■ **TRY IT**: Could you write out the whole listing exactly as it appears?
----------------
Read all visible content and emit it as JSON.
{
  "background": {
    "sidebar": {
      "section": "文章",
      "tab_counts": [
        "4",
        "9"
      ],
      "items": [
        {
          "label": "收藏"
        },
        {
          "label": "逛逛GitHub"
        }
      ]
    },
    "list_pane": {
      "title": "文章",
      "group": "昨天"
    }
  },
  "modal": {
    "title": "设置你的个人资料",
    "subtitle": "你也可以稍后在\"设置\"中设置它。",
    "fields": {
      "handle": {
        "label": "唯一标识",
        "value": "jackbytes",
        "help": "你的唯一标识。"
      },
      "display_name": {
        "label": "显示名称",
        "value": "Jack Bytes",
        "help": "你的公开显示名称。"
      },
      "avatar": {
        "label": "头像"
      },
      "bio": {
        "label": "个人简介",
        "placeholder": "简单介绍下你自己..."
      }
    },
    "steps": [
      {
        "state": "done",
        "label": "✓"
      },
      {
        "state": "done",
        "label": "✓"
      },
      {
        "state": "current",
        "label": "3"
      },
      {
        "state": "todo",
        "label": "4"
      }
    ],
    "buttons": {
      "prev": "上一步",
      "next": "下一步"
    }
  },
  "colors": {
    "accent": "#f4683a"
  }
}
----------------
■ **RESPONSE AREA**:
Read all visible content and emit it as JSON.
{
  "background": {
    "sidebar": {
      "section": "文章",
      "tab_counts": [
        "4",
        "9"
      ],
      "items": [
        {
          "label": "收藏"
        },
        {
          "label": "逛逛GitHub"
        }
      ]
    },
    "list_pane": {
      "title": "文章",
      "group": "昨天"
    }
  },
  "modal": {
    "title": "设置你的个人资料",
    "subtitle": "你也可以稍后在\"设置\"中设置它。",
    "fields": {
      "handle": {
        "label": "唯一标识",
        "value": "jackbytes",
        "help": "你的唯一标识。"
      },
      "display_name": {
        "label": "显示名称",
        "value": "Jack Bytes",
        "help": "你的公开显示名称。"
      },
      "avatar": {
        "label": "头像"
      },
      "bio": {
        "label": "个人简介",
        "placeholder": "简单介绍下你自己..."
      }
    },
    "steps": [
      {
        "state": "done",
        "label": "✓"
      },
      {
        "state": "done",
        "label": "✓"
      },
      {
        "state": "current",
        "label": "3"
      },
      {
        "state": "todo",
        "label": "4"
      }
    ],
    "buttons": {
      "prev": "上一步",
      "next": "下一步"
    }
  },
  "colors": {
    "accent": "#f4683a"
  }
}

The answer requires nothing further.